[Work request]: In your copy of the data, keep every word exact and include no pictures.

### Data extracts ###

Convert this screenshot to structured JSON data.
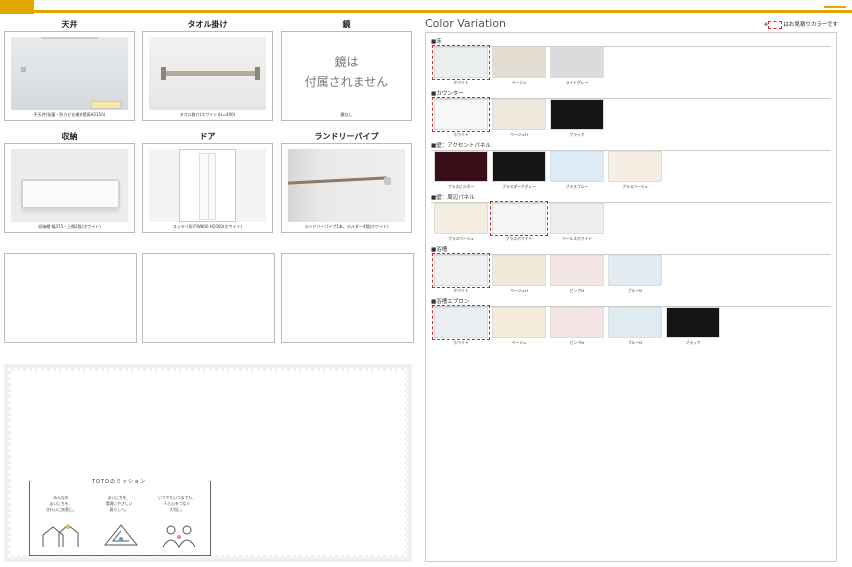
{
  "options": {
    "ceiling": {
      "heading": "天井",
      "caption": "平天井(抗菌・防カビ仕様)(壁高H2150)"
    },
    "towel": {
      "heading": "タオル掛け",
      "caption": "タオル掛け(ホワイト)(L=400)"
    },
    "mirror": {
      "heading": "鏡",
      "text_line1": "鏡は",
      "text_line2": "付属されません",
      "caption": "鏡なし"
    },
    "storage": {
      "heading": "収納",
      "caption": "収納棚 幅375・上側2段(ホワイト)"
    },
    "door": {
      "heading": "ドア",
      "caption": "スッキリ折戸W800 H2000(ホワイト)"
    },
    "laundry": {
      "heading": "ランドリーパイプ",
      "caption": "ランドリーパイプ1本、ホルダー4個(ホワイト)"
    }
  },
  "mission": {
    "title": "TOTOのミッション",
    "col1": "みんなの\nまいにちを、\nきれいに快適に。",
    "col2": "まいにちを、\n環境にやさしい\n暮らしへ。",
    "col3": "いつでもいつまでも、\n人と心をつなぐ\n大切に。"
  },
  "color_variation": {
    "title": "Color Variation",
    "note": "はお見積りカラーです",
    "sections": [
      {
        "label": "■床",
        "swatches": [
          {
            "name": "ホワイト",
            "color": "#eceff0",
            "selected": true
          },
          {
            "name": "ベージュ",
            "color": "#e3dcd0",
            "selected": false
          },
          {
            "name": "ライトグレー",
            "color": "#d9dbdc",
            "selected": false
          }
        ]
      },
      {
        "label": "■カウンター",
        "swatches": [
          {
            "name": "ホワイト",
            "color": "#f7f7f7",
            "selected": true
          },
          {
            "name": "ベージュH",
            "color": "#efe9dc",
            "selected": false
          },
          {
            "name": "ブラック",
            "color": "#141414",
            "selected": false
          }
        ]
      },
      {
        "label": "■壁：アクセントパネル",
        "swatches": [
          {
            "name": "プラスビルボー",
            "color": "#3a0e16",
            "selected": false
          },
          {
            "name": "プラスダークグレー",
            "color": "#151515",
            "selected": false
          },
          {
            "name": "プラスブルー",
            "color": "#dcebf5",
            "selected": false
          },
          {
            "name": "プラスベージュ",
            "color": "#f5eee3",
            "selected": false
          }
        ]
      },
      {
        "label": "■壁：周辺パネル",
        "swatches": [
          {
            "name": "プラスベージュ",
            "color": "#f3ece0",
            "selected": false
          },
          {
            "name": "プラスホワイト",
            "color": "#f5f6f7",
            "selected": true
          },
          {
            "name": "ペールスホワイト",
            "color": "#eeeeed",
            "selected": false
          }
        ]
      },
      {
        "label": "■浴槽",
        "swatches": [
          {
            "name": "ホワイト",
            "color": "#eef0f1",
            "selected": true
          },
          {
            "name": "ベージュH",
            "color": "#f1ead8",
            "selected": false
          },
          {
            "name": "ピンクN",
            "color": "#f3e6e4",
            "selected": false
          },
          {
            "name": "ブルーN",
            "color": "#e2ecf2",
            "selected": false
          }
        ]
      },
      {
        "label": "■浴槽エプロン",
        "swatches": [
          {
            "name": "ホワイト",
            "color": "#eceff1",
            "selected": true
          },
          {
            "name": "ベージュ",
            "color": "#f4ecd8",
            "selected": false
          },
          {
            "name": "ピンクN",
            "color": "#f4e6e6",
            "selected": false
          },
          {
            "name": "ブルーN",
            "color": "#e0eaf1",
            "selected": false
          },
          {
            "name": "ブラック",
            "color": "#141414",
            "selected": false
          }
        ]
      }
    ]
  }
}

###

[Your solution]:
Convert this screenshot to structured JSON data.
{
  "options": {
    "ceiling": {
      "heading": "天井",
      "caption": "平天井(抗菌・防カビ仕様)(壁高H2150)"
    },
    "towel": {
      "heading": "タオル掛け",
      "caption": "タオル掛け(ホワイト)(L=400)"
    },
    "mirror": {
      "heading": "鏡",
      "text_line1": "鏡は",
      "text_line2": "付属されません",
      "caption": "鏡なし"
    },
    "storage": {
      "heading": "収納",
      "caption": "収納棚 幅375・上側2段(ホワイト)"
    },
    "door": {
      "heading": "ドア",
      "caption": "スッキリ折戸W800 H2000(ホワイト)"
    },
    "laundry": {
      "heading": "ランドリーパイプ",
      "caption": "ランドリーパイプ1本、ホルダー4個(ホワイト)"
    }
  },
  "mission": {
    "title": "TOTOのミッション",
    "col1": "みんなの\nまいにちを、\nきれいに快適に。",
    "col2": "まいにちを、\n環境にやさしい\n暮らしへ。",
    "col3": "いつでもいつまでも、\n人と心をつなぐ\n大切に。"
  },
  "color_variation": {
    "title": "Color Variation",
    "note": "はお見積りカラーです",
    "sections": [
      {
        "label": "■床",
        "swatches": [
          {
            "name": "ホワイト",
            "color": "#eceff0",
            "selected": true
          },
          {
            "name": "ベージュ",
            "color": "#e3dcd0",
            "selected": false
          },
          {
            "name": "ライトグレー",
            "color": "#d9dbdc",
            "selected": false
          }
        ]
      },
      {
        "label": "■カウンター",
        "swatches": [
          {
            "name": "ホワイト",
            "color": "#f7f7f7",
            "selected": true
          },
          {
            "name": "ベージュH",
            "color": "#efe9dc",
            "selected": false
          },
          {
            "name": "ブラック",
            "color": "#141414",
            "selected": false
          }
        ]
      },
      {
        "label": "■壁：アクセントパネル",
        "swatches": [
          {
            "name": "プラスビルボー",
            "color": "#3a0e16",
            "selected": false
          },
          {
            "name": "プラスダークグレー",
            "color": "#151515",
            "selected": false
          },
          {
            "name": "プラスブルー",
            "color": "#dcebf5",
            "selected": false
          },
          {
            "name": "プラスベージュ",
            "color": "#f5eee3",
            "selected": false
          }
        ]
      },
      {
        "label": "■壁：周辺パネル",
        "swatches": [
          {
            "name": "プラスベージュ",
            "color": "#f3ece0",
            "selected": false
          },
          {
            "name": "プラスホワイト",
            "color": "#f5f6f7",
            "selected": true
          },
          {
            "name": "ペールスホワイト",
            "color": "#eeeeed",
            "selected": false
          }
        ]
      },
      {
        "label": "■浴槽",
        "swatches": [
          {
            "name": "ホワイト",
            "color": "#eef0f1",
            "selected": true
          },
          {
            "name": "ベージュH",
            "color": "#f1ead8",
            "selected": false
          },
          {
            "name": "ピンクN",
            "color": "#f3e6e4",
            "selected": false
          },
          {
            "name": "ブルーN",
            "color": "#e2ecf2",
            "selected": false
          }
        ]
      },
      {
        "label": "■浴槽エプロン",
        "swatches": [
          {
            "name": "ホワイト",
            "color": "#eceff1",
            "selected": true
          },
          {
            "name": "ベージュ",
            "color": "#f4ecd8",
            "selected": false
          },
          {
            "name": "ピンクN",
            "color": "#f4e6e6",
            "selected": false
          },
          {
            "name": "ブルーN",
            "color": "#e0eaf1",
            "selected": false
          },
          {
            "name": "ブラック",
            "color": "#141414",
            "selected": false
          }
        ]
      }
    ]
  }
}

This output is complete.